ABOUT THIS EXERCISE —
Print the complete set of entries exactly.
- Opening Delimiter -
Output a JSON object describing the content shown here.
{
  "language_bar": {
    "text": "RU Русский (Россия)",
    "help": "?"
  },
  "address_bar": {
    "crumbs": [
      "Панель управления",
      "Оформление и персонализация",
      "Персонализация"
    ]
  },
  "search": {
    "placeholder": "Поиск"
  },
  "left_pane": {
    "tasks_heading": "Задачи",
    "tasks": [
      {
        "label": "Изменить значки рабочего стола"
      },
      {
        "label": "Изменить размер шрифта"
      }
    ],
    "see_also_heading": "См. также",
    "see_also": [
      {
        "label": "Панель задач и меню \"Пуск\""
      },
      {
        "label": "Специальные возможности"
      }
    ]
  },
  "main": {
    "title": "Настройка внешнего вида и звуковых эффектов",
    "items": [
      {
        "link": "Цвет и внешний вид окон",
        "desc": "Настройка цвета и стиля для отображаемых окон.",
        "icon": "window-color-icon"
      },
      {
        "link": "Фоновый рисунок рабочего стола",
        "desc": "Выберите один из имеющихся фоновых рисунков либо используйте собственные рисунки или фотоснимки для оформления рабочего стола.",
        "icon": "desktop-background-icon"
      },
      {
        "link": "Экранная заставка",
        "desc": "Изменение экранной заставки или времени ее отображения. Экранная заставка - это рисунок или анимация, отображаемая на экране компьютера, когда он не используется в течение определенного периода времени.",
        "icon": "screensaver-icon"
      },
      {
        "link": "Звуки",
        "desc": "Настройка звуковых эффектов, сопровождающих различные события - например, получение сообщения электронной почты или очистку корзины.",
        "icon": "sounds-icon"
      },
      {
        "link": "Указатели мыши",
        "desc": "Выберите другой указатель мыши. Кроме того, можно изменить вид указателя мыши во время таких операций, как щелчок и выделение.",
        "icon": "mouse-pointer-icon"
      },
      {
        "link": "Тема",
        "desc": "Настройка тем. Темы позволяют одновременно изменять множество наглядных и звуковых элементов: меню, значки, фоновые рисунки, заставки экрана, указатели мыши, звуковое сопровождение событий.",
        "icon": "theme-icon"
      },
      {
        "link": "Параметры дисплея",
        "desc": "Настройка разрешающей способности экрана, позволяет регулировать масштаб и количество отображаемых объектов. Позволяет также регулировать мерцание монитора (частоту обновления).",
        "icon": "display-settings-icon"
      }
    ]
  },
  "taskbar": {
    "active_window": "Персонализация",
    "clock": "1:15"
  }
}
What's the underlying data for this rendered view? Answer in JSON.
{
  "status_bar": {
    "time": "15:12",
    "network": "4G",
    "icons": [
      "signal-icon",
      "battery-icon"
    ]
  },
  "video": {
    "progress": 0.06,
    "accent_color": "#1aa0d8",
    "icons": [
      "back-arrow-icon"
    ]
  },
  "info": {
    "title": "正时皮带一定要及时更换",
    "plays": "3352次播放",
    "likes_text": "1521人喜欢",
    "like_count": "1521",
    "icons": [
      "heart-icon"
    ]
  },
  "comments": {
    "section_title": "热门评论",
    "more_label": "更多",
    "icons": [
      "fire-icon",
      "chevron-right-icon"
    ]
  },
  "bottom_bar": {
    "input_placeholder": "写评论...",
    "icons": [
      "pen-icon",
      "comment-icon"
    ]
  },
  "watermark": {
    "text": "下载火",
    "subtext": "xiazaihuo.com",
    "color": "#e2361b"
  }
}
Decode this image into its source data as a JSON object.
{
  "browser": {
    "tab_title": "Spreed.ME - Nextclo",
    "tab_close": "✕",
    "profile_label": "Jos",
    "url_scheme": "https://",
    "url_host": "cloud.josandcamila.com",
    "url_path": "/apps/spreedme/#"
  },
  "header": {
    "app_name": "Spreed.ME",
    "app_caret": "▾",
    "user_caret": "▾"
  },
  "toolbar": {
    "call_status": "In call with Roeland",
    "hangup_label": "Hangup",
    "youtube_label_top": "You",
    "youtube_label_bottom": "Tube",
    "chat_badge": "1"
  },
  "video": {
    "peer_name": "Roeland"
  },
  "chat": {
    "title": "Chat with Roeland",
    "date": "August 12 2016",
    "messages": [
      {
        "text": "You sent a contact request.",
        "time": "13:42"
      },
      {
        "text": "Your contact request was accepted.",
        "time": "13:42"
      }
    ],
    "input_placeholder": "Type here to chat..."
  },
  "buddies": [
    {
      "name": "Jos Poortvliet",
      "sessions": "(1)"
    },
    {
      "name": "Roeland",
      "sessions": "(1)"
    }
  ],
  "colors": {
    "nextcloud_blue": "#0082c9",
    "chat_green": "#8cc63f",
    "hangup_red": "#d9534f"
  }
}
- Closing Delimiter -
ANSWER SECTION —
Output a JSON object describing the content shown here.
{
  "language_bar": {
    "text": "RU Русский (Россия)",
    "help": "?"
  },
  "address_bar": {
    "crumbs": [
      "Панель управления",
      "Оформление и персонализация",
      "Персонализация"
    ]
  },
  "search": {
    "placeholder": "Поиск"
  },
  "left_pane": {
    "tasks_heading": "Задачи",
    "tasks": [
      {
        "label": "Изменить значки рабочего стола"
      },
      {
        "label": "Изменить размер шрифта"
      }
    ],
    "see_also_heading": "См. также",
    "see_also": [
      {
        "label": "Панель задач и меню \"Пуск\""
      },
      {
        "label": "Специальные возможности"
      }
    ]
  },
  "main": {
    "title": "Настройка внешнего вида и звуковых эффектов",
    "items": [
      {
        "link": "Цвет и внешний вид окон",
        "desc": "Настройка цвета и стиля для отображаемых окон.",
        "icon": "window-color-icon"
      },
      {
        "link": "Фоновый рисунок рабочего стола",
        "desc": "Выберите один из имеющихся фоновых рисунков либо используйте собственные рисунки или фотоснимки для оформления рабочего стола.",
        "icon": "desktop-background-icon"
      },
      {
        "link": "Экранная заставка",
        "desc": "Изменение экранной заставки или времени ее отображения. Экранная заставка - это рисунок или анимация, отображаемая на экране компьютера, когда он не используется в течение определенного периода времени.",
        "icon": "screensaver-icon"
      },
      {
        "link": "Звуки",
        "desc": "Настройка звуковых эффектов, сопровождающих различные события - например, получение сообщения электронной почты или очистку корзины.",
        "icon": "sounds-icon"
      },
      {
        "link": "Указатели мыши",
        "desc": "Выберите другой указатель мыши. Кроме того, можно изменить вид указателя мыши во время таких операций, как щелчок и выделение.",
        "icon": "mouse-pointer-icon"
      },
      {
        "link": "Тема",
        "desc": "Настройка тем. Темы позволяют одновременно изменять множество наглядных и звуковых элементов: меню, значки, фоновые рисунки, заставки экрана, указатели мыши, звуковое сопровождение событий.",
        "icon": "theme-icon"
      },
      {
        "link": "Параметры дисплея",
        "desc": "Настройка разрешающей способности экрана, позволяет регулировать масштаб и количество отображаемых объектов. Позволяет также регулировать мерцание монитора (частоту обновления).",
        "icon": "display-settings-icon"
      }
    ]
  },
  "taskbar": {
    "active_window": "Персонализация",
    "clock": "1:15"
  }
}
What's the underlying data for this rendered view? Answer in JSON.
{
  "status_bar": {
    "time": "15:12",
    "network": "4G",
    "icons": [
      "signal-icon",
      "battery-icon"
    ]
  },
  "video": {
    "progress": 0.06,
    "accent_color": "#1aa0d8",
    "icons": [
      "back-arrow-icon"
    ]
  },
  "info": {
    "title": "正时皮带一定要及时更换",
    "plays": "3352次播放",
    "likes_text": "1521人喜欢",
    "like_count": "1521",
    "icons": [
      "heart-icon"
    ]
  },
  "comments": {
    "section_title": "热门评论",
    "more_label": "更多",
    "icons": [
      "fire-icon",
      "chevron-right-icon"
    ]
  },
  "bottom_bar": {
    "input_placeholder": "写评论...",
    "icons": [
      "pen-icon",
      "comment-icon"
    ]
  },
  "watermark": {
    "text": "下载火",
    "subtext": "xiazaihuo.com",
    "color": "#e2361b"
  }
}
Decode this image into its source data as a JSON object.
{
  "browser": {
    "tab_title": "Spreed.ME - Nextclo",
    "tab_close": "✕",
    "profile_label": "Jos",
    "url_scheme": "https://",
    "url_host": "cloud.josandcamila.com",
    "url_path": "/apps/spreedme/#"
  },
  "header": {
    "app_name": "Spreed.ME",
    "app_caret": "▾",
    "user_caret": "▾"
  },
  "toolbar": {
    "call_status": "In call with Roeland",
    "hangup_label": "Hangup",
    "youtube_label_top": "You",
    "youtube_label_bottom": "Tube",
    "chat_badge": "1"
  },
  "video": {
    "peer_name": "Roeland"
  },
  "chat": {
    "title": "Chat with Roeland",
    "date": "August 12 2016",
    "messages": [
      {
        "text": "You sent a contact request.",
        "time": "13:42"
      },
      {
        "text": "Your contact request was accepted.",
        "time": "13:42"
      }
    ],
    "input_placeholder": "Type here to chat..."
  },
  "buddies": [
    {
      "name": "Jos Poortvliet",
      "sessions": "(1)"
    },
    {
      "name": "Roeland",
      "sessions": "(1)"
    }
  ],
  "colors": {
    "nextcloud_blue": "#0082c9",
    "chat_green": "#8cc63f",
    "hangup_red": "#d9534f"
  }
}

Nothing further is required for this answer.